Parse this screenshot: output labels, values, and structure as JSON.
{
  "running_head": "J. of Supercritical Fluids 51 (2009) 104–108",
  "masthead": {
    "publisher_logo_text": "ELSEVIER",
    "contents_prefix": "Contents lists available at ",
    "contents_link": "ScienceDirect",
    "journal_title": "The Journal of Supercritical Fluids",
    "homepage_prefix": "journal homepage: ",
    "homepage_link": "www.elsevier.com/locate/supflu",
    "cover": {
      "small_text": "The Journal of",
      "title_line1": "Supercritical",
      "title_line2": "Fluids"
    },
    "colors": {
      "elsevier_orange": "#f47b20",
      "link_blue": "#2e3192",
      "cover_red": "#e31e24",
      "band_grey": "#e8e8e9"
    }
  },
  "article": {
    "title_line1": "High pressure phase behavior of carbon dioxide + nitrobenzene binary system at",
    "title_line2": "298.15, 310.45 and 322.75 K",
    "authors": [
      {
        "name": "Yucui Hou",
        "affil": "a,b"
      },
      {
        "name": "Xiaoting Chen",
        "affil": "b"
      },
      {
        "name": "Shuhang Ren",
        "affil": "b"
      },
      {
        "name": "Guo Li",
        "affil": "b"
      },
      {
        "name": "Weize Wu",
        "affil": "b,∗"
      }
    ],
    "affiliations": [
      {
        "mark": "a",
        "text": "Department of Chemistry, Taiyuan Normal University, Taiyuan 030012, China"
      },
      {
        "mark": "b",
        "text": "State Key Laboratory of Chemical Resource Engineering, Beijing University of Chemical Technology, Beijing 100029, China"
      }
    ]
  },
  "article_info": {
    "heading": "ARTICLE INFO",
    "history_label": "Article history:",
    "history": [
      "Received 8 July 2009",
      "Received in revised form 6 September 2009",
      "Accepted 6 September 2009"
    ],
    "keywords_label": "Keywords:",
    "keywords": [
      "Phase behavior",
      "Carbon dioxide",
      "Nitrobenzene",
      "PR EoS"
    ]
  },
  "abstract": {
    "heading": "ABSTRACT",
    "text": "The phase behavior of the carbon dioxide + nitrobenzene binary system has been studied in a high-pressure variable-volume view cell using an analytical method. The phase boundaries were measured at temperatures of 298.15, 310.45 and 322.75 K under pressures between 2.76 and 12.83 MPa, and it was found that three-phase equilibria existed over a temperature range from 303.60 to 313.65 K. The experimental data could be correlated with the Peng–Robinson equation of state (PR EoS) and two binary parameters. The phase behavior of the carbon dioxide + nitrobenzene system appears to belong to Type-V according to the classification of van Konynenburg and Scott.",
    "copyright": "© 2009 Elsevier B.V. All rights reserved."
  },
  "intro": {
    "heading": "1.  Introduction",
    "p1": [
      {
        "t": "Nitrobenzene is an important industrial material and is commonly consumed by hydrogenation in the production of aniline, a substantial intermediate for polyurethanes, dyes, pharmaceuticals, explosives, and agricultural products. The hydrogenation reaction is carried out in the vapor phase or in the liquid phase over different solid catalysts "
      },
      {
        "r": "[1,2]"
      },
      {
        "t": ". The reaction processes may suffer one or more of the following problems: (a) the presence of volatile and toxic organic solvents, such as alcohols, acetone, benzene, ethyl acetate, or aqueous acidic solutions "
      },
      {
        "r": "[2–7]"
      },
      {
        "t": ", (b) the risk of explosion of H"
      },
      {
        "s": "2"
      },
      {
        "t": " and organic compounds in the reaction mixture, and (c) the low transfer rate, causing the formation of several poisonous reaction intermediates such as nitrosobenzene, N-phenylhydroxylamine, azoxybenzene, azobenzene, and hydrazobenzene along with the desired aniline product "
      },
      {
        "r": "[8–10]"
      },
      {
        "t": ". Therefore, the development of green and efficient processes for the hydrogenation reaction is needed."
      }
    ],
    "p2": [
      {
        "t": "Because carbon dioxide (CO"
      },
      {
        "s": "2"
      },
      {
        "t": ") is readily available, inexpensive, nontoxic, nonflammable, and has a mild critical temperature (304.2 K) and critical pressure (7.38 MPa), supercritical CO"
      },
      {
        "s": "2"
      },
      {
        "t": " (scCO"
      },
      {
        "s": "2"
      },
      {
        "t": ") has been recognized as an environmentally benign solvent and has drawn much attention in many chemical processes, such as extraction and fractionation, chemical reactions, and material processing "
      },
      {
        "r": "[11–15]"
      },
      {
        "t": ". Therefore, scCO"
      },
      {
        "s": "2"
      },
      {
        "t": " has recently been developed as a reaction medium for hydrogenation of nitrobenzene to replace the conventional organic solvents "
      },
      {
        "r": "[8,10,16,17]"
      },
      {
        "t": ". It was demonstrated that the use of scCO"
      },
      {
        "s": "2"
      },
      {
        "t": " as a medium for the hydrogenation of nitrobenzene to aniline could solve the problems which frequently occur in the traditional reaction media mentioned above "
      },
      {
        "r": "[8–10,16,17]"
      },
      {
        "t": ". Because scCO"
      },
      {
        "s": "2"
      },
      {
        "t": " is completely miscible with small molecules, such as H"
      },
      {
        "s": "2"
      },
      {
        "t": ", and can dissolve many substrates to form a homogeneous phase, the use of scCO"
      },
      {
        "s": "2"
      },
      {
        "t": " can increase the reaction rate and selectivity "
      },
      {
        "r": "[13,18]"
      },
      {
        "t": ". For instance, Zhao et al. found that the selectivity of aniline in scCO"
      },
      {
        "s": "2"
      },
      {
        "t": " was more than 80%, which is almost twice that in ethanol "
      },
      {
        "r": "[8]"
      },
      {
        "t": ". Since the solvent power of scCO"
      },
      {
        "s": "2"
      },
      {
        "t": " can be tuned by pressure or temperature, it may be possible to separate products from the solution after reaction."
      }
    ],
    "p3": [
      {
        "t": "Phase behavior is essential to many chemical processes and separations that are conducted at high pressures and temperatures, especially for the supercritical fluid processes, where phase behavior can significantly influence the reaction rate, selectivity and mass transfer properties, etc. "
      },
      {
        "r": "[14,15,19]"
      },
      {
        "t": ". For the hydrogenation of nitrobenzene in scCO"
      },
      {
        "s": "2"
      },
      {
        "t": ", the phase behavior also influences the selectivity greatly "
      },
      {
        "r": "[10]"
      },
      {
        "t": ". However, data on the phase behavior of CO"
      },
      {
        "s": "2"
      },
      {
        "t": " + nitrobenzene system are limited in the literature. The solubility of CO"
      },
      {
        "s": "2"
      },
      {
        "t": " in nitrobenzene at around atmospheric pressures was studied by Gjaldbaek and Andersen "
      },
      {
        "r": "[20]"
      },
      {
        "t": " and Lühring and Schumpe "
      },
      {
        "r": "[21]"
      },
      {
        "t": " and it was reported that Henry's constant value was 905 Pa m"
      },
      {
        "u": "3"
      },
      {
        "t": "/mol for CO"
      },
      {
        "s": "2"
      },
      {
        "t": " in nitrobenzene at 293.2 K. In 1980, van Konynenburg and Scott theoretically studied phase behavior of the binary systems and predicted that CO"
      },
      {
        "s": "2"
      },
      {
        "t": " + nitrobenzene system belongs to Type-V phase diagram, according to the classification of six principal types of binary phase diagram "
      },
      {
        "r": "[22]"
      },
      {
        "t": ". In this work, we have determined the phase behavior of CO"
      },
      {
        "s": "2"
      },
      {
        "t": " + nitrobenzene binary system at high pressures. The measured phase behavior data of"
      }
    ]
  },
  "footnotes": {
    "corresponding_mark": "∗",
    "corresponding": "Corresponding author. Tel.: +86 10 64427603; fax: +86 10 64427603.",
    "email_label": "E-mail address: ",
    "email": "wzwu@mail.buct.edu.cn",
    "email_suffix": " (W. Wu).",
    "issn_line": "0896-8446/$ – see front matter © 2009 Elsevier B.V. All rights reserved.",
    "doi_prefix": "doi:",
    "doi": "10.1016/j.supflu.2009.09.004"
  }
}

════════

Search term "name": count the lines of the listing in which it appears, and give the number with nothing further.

5